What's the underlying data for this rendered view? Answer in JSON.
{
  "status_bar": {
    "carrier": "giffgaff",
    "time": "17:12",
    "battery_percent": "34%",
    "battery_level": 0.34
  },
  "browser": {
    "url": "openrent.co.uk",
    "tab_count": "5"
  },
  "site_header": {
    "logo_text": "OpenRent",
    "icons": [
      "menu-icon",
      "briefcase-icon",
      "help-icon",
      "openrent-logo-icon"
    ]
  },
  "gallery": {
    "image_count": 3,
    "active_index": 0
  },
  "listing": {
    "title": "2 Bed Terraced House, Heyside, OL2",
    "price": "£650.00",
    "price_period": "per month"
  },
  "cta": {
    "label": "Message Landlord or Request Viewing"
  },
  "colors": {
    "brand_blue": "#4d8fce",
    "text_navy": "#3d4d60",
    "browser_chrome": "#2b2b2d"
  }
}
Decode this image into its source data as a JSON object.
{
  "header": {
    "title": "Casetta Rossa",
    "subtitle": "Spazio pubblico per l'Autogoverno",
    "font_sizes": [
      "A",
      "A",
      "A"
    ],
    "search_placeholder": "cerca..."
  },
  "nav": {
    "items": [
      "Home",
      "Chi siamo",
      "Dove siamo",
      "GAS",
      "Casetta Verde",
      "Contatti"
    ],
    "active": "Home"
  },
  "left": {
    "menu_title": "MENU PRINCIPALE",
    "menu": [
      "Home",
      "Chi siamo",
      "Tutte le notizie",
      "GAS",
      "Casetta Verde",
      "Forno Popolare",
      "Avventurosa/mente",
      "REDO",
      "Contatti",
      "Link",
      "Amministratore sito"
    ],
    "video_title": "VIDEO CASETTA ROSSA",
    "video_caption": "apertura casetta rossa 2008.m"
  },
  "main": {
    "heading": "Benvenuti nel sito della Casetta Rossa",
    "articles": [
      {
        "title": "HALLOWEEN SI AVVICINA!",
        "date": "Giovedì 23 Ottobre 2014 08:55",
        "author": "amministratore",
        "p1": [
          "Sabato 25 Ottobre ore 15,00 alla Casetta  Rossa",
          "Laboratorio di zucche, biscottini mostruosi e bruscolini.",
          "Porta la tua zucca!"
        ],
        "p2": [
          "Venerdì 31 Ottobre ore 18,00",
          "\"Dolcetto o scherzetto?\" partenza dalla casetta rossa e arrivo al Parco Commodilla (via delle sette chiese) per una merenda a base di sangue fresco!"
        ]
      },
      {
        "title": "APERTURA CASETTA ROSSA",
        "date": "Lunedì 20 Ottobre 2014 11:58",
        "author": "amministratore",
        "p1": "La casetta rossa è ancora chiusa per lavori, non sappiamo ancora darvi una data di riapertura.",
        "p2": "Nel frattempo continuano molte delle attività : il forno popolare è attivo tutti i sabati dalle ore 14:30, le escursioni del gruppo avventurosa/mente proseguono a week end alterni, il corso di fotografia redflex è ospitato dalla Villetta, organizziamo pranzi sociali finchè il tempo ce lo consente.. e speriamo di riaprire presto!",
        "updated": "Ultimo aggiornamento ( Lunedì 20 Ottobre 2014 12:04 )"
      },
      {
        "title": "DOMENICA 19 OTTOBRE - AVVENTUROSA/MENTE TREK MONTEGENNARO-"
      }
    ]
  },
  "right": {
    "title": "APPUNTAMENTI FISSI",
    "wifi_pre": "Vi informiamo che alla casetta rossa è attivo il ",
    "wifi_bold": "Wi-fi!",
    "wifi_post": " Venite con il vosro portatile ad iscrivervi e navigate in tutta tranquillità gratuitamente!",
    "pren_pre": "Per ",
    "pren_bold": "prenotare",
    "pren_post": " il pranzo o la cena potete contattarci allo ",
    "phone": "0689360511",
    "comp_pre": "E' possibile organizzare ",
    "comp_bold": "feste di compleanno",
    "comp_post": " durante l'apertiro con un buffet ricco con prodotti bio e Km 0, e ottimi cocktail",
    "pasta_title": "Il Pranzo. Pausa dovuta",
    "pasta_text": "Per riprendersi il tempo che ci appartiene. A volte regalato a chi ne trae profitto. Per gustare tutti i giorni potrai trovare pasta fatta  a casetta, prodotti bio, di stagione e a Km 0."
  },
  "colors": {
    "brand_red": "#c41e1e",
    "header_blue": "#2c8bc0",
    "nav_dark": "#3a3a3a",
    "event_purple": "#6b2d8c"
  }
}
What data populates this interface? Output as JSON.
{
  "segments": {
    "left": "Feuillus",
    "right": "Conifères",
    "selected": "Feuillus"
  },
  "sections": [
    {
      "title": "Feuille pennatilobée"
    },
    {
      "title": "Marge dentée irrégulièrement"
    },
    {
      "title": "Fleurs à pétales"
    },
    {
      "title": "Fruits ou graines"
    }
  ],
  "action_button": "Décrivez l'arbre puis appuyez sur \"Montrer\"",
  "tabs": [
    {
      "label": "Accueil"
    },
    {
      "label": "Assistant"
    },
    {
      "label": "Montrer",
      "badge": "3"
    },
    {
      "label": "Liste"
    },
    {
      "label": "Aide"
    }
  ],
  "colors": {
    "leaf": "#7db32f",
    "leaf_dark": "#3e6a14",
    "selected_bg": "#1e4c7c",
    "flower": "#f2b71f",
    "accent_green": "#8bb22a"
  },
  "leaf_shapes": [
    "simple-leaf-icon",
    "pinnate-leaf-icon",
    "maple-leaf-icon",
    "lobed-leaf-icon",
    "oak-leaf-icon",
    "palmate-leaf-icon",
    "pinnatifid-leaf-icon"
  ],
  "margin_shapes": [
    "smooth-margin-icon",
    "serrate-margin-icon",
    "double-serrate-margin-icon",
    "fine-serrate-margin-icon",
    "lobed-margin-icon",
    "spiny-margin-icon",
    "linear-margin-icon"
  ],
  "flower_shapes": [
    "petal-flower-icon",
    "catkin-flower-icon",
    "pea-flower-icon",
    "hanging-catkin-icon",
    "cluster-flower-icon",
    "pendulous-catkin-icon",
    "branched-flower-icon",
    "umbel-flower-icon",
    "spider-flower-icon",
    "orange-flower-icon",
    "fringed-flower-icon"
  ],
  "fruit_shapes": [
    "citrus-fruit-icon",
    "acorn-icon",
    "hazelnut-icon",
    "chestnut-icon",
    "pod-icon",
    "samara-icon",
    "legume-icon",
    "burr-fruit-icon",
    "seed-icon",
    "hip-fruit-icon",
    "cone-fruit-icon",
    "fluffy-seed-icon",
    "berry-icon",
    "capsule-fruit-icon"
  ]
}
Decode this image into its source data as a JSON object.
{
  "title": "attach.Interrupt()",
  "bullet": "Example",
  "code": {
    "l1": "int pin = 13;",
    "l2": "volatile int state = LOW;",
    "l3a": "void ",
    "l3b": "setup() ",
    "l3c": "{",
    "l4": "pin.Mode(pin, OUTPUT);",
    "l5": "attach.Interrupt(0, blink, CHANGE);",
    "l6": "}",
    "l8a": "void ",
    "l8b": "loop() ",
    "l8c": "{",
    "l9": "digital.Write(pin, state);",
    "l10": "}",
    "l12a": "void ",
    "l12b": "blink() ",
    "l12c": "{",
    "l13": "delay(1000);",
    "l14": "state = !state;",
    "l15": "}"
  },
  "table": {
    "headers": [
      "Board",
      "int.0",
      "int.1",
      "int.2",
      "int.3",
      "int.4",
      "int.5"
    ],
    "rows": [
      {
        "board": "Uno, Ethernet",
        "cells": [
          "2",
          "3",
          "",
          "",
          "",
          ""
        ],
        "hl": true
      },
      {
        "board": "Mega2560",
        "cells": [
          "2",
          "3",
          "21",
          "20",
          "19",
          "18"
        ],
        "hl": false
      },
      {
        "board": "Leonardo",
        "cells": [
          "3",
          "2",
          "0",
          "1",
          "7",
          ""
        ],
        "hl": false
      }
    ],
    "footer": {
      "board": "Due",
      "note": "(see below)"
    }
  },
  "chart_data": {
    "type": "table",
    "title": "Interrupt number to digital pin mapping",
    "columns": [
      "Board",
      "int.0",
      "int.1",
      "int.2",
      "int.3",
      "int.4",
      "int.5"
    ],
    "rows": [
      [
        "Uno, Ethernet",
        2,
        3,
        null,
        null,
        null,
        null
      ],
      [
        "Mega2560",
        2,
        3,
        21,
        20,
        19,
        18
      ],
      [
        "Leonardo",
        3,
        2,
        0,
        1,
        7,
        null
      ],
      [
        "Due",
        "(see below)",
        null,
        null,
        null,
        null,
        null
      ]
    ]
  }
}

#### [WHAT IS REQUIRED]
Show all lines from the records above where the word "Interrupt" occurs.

#### [SOLUTION TO THE PROBLEM]
  "title": "attach.Interrupt()",
    "l5": "attach.Interrupt(0, blink, CHANGE);",
    "title": "Interrupt number to digital pin mapping",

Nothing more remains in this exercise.